There is, apparently, a big demand for commercially available encrypted smartphones perhaps impervious to the data demands of spy agencies and cyber criminals worldwide.
Indeed, Toby Weir-Jones says sales of his new ultra-encrypted smartphone, called the Blackphone, are flying off the shelves since it began officially shipping in June.
Weir-Jones, a former British Telecom executive, declined to release numbers. But he had envisioned a commercially available smartphone impervious to communication intercepts long before Edward Snowden’s leaks made encryption a household name. Weir-Jones said his company, SGP Technologies, is working hard to keep up with demand.
“It’s going quite well. There is a rekindling of the enterprise market. We have been shipping out of inventory,” Weir-Jones told VentureBeat.
At the heart of Blackphone is its new Android-centric operating system, called PrivatOS. The Blackphone comes with built-in industrial grade encryption that protects IMs, voice, video, and chat. The Blackphone is a joint collaboration between Silent Circle and Geeksphone; it took six months for SGP engineers to design and build.
The Blackphone is partly the brainchild of security guru Phil Zimmermann, perhaps best known as the inventor of the encryption tool PGP, which garnered raves with Usenet users when it was released in 1991. Blackphone is sexy and slim, with a 4.7-inch display, quad-core 2 GHz system-on-a-chip processor, and 1 GB of LPDDR RAM.
In addition, Blackphone comes with a gravity sensor, light sensor, proximity sensor, magnetic sensor, and GPS. Additional features include secure file and transfer storage and secure and private browsing. Blackphone’s Security Center also lets users customize data flows.
According to the Blackphone website:
“Blackphone combines a custom operating system with leading applications optimized for security. The result: an unparalleled product ideal for people who recognize a need for privacy and want a simple, secure place to start.”
So who’s buying it?
“People looking for a turn-key solution using it as a blackbox all in one package,” Weir-Jones said.
So far, private citizens looking for a little privacy, individual government employees, and BYOD afficionados are behind the sales surge, Weir-Jones said. Retailing for $629, the Blackphone comes unlocked, which means it will work with your provider no matter where you reside.
“There are government customers, but no contracts, individuals in different (government) departments buying it for their own internal use,” he said. “Frankly, these customers were already using Silent Circle apps,” before Blackphone was officially released.
SGP Technologies is in discussions with a number of cell carriers across the globe, Weir-Jones said, declining to name them. Any deal with a major carrier would be a tipping point for Blackphone’s access to the vast smartphone market.
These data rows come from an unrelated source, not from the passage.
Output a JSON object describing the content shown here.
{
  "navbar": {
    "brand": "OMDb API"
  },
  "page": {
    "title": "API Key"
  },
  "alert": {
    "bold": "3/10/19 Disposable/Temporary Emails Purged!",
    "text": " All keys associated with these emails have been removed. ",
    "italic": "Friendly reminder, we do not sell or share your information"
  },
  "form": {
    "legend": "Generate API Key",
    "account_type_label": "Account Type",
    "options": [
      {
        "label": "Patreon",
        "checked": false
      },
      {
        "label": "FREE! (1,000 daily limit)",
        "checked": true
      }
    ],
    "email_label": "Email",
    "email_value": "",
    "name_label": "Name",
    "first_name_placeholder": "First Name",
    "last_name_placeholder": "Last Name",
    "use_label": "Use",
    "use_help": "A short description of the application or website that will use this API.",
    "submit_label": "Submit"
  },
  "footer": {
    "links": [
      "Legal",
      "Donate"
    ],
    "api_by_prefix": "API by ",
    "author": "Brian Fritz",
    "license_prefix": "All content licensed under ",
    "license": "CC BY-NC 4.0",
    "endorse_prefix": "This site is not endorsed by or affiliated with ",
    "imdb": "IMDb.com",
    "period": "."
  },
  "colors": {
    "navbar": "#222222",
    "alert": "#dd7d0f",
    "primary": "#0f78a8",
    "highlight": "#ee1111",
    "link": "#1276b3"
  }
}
Blackphone was officially approved by Good Technologies, a Mobile Device Management provider, last week.
Weir-Jones, who based his SGP Technologies in Geneva with an international roster of engineers, has a background in enterprise security from his stint at British Telecom, where he specialized in crypto services.
The reported success of Blackphone has its genesis partly with Edward Snowden’s NSA document dumps to the Guardian, Washington Post, and Germany’s Der Spiegel media properties last year, in which it was disclosed how the agency had collected vast troves of data on smartphone users by back-ending data centers of the carriers themselves.
“There has been a remarkable convergence of of market opportunity and timing. Snowden crystalized the awareness of bulk surveillance. You don’t have to accept the status quo,” he said.
“He’s been a boon to the industry.”
Thus far, Blackphone has won rave reviews from the likes of MIT Technology Review and Endgadget. But we’re still waiting for our test unit.